----- Exercise material

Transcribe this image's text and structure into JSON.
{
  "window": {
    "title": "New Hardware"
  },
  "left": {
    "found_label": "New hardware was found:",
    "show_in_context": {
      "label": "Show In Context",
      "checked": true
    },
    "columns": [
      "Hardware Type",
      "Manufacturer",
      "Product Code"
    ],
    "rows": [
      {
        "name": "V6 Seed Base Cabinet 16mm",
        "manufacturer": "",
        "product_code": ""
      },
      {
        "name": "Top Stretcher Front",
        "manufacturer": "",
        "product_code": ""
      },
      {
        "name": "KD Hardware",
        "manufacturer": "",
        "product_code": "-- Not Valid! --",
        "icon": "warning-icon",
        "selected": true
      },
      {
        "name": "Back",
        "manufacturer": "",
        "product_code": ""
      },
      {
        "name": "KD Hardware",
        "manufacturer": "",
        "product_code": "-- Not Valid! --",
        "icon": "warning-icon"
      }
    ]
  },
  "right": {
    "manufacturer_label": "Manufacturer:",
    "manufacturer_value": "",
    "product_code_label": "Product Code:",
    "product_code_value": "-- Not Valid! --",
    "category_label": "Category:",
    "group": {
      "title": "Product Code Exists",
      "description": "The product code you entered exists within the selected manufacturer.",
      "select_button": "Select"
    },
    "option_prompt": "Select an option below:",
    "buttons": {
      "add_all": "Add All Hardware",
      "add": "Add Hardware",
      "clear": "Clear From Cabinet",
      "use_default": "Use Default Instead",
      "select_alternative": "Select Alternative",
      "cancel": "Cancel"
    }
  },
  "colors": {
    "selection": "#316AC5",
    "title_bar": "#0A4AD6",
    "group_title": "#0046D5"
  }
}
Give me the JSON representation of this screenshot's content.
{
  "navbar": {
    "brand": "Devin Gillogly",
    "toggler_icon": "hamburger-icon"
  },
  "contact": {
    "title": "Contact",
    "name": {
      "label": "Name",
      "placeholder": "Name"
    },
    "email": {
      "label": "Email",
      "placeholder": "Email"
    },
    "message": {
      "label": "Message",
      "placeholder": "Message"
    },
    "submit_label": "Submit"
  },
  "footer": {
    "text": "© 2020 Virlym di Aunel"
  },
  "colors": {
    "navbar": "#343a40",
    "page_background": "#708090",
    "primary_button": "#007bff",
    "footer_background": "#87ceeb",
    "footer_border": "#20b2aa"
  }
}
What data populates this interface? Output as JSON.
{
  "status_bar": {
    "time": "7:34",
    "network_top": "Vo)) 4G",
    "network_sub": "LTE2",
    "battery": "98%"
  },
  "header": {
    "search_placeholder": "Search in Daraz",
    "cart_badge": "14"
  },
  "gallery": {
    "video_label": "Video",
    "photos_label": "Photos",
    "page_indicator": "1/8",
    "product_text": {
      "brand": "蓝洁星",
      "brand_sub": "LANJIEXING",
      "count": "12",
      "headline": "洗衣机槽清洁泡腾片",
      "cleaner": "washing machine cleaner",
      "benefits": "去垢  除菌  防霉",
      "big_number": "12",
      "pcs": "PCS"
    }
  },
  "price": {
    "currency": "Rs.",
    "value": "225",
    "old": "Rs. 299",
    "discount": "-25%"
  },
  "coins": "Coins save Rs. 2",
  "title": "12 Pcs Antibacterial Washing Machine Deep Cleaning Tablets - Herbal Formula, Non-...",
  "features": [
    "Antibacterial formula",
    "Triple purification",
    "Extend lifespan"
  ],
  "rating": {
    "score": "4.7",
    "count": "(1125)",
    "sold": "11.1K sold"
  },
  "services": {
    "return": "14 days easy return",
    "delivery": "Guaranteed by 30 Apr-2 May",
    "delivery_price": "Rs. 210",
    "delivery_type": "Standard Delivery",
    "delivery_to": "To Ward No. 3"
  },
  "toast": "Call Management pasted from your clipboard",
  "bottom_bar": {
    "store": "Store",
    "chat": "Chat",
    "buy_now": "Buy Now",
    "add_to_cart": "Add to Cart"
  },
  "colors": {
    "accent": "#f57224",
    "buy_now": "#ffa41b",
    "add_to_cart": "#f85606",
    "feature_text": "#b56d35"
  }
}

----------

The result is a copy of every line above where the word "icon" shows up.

* Response area
        "icon": "warning-icon",
        "icon": "warning-icon"
    "toggler_icon": "hamburger-icon"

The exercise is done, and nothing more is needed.